With an incredible story like that, how can this movie be underwhelming? Easy.
The rules of broadway are very different to the rules of cinema. A movie can’t have 7+ main characters along with a dozen or so supporting ones. It makes for an unfocused and jam-packed film. Throwing in the singing makes for an overwhelming experience. Maybe keeping the main focus on the baker and his wife while shortening up the screen time of Cinderella, Red Riding Hood, Jack, etc. would make for a better film.
Yes, Into the Woods does have to adapt the musical in its entirety, but pulling from the source material is only 50% of the battle. Translating the source material into a coherent film is the other 50%, and Into the Woods doesn’t do the best job of doing so.
This becomes extremely apparent in the second half of the film. The movie feels like it’s over and boom, you’re only halfway there and the movie feels a half hour longer than it was. Adapting the musical in its entirety is important, but making it feel like a film is equally essential.
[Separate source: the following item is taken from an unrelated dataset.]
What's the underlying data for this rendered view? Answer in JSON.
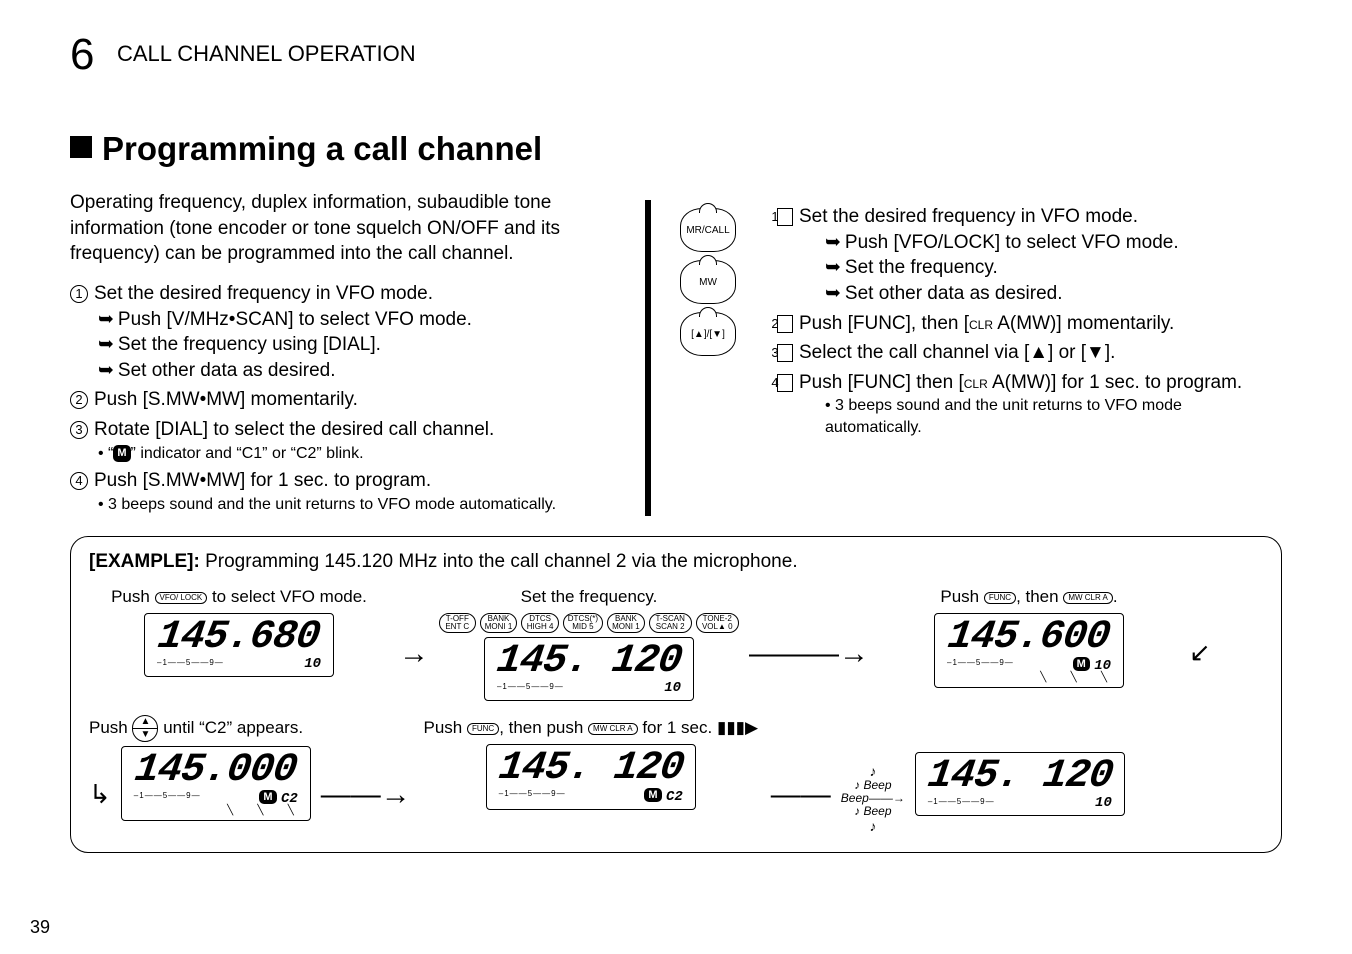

By the way, Into the Woods’ second act is a huge surprise. Fans of the musical will see it coming but it’s jarring if this is your first time experiencing the story. It will turn an unbelievable amount of people off so get ready (I personally dug it for the most part).
Aside from that, Rob Marshall and his cast and crew do a tremendous job. With a cast filled with familiar faces like James Corden, Emily Blunt, Meryl Streep, Anna Kendrick, Chris Pine, Johnny Depp, and a wonderful cast of lesser known actors, everybody does a stellar job. All of the singing is superb and the acting is equally terrific. Corden, Blunt, and Streep are the real standouts here.
Behind the camera, Dion Beebe’s cinematography is exceptional and the production design, costumes, and visual effects are all A+ material.
Despite a terrific cast and behind-the-scenes crew, Rob Marshall’s Into the Woods doesn’t feel like the movie it thinks it is. The broadway production was so well-adapted, it will leave movie theater audiences lost in the woods.